Health professionals are reluctant to diagnose children with personality disorders because they don't want to "label" them. These labels could become a self-fulfilling prophecy. In addition, children change so much from month to month and year to year that tests that show a particular tendency at one time may change drastically in a few months.
Half the battle in life is the lens through which a person views themself. Think about it. If someone tells you that you are the greatest, smartest, bestest, fastest yadayada. Soon you will come to believe you can do anything. If people are telling you that you have something wrong with you, then you will begin to think that you are not good enough. Plus, health professionals are just people like you and me. They do not have all the answers and can be wrong at times. Just think of all the "disorders" someone can diagnose on you. It would be best not to listen to what anyone tells you about yourself.
There are at least ten different personality disorders. To diagnose any one of them:
1. there must be pervasive behavior that deviates from one's culture,
2. it must occur across a broad range of personal and social situations,
3. this enduring pattern of behavior must lead to significant personal distress or impairment in important areas of functioning,
4. and you have ruled out physiological causes or other mental disorders.
These criteria are paraphrased from the DSM-IV, Diagnostic and Statistical Manual-IV of the American Psychiatric Association, 1994.

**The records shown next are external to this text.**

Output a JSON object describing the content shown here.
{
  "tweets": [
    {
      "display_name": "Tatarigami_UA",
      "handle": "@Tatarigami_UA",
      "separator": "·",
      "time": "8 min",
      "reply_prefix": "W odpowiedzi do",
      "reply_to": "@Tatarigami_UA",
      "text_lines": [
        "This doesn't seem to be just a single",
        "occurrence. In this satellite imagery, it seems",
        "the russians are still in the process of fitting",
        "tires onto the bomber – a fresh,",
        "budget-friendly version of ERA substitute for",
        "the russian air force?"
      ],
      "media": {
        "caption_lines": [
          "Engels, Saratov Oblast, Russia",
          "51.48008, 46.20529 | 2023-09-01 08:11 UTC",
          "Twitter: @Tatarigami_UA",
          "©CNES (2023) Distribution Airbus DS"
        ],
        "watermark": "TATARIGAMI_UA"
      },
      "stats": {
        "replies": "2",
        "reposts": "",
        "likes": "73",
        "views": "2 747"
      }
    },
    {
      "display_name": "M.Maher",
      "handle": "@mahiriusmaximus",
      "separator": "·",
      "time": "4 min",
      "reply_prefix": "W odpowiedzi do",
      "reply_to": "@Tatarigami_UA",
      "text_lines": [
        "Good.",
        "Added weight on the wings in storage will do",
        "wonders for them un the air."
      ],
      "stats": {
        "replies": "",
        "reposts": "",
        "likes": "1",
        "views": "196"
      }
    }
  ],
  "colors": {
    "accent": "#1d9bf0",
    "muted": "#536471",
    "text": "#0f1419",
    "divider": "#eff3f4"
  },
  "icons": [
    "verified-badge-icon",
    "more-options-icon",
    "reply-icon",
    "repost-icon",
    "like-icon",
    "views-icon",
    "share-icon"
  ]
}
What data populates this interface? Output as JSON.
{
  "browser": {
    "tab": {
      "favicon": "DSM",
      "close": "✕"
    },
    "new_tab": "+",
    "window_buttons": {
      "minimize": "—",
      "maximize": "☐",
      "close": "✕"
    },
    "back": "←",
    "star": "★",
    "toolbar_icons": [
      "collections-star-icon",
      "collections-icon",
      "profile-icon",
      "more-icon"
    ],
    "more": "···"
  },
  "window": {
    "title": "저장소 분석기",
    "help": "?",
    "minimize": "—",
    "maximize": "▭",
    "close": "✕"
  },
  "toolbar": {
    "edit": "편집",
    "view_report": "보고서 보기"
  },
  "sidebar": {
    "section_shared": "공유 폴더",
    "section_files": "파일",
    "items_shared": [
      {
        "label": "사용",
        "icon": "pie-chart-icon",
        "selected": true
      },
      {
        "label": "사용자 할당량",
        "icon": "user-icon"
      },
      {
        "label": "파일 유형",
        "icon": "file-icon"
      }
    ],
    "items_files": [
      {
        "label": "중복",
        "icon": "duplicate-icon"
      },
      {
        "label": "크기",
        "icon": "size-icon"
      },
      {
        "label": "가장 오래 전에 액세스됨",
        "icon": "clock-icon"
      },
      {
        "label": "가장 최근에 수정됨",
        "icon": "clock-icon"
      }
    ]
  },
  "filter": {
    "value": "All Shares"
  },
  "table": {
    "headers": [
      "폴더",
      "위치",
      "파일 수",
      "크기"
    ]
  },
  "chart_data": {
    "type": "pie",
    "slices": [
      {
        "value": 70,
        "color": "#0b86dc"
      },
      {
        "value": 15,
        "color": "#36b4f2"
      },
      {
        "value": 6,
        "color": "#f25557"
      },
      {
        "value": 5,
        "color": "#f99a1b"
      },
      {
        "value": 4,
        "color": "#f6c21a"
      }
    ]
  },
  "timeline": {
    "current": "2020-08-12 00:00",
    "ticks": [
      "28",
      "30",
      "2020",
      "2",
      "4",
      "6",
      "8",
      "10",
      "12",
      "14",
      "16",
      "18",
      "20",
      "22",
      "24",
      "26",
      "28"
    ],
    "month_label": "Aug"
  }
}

As Ms. Sue has indicated, with the variability of childhood behavior, it would be very unlikely to find behavior fitting these criteria for any particular personality disorder in children.
I hope this helps. Thanks for asking.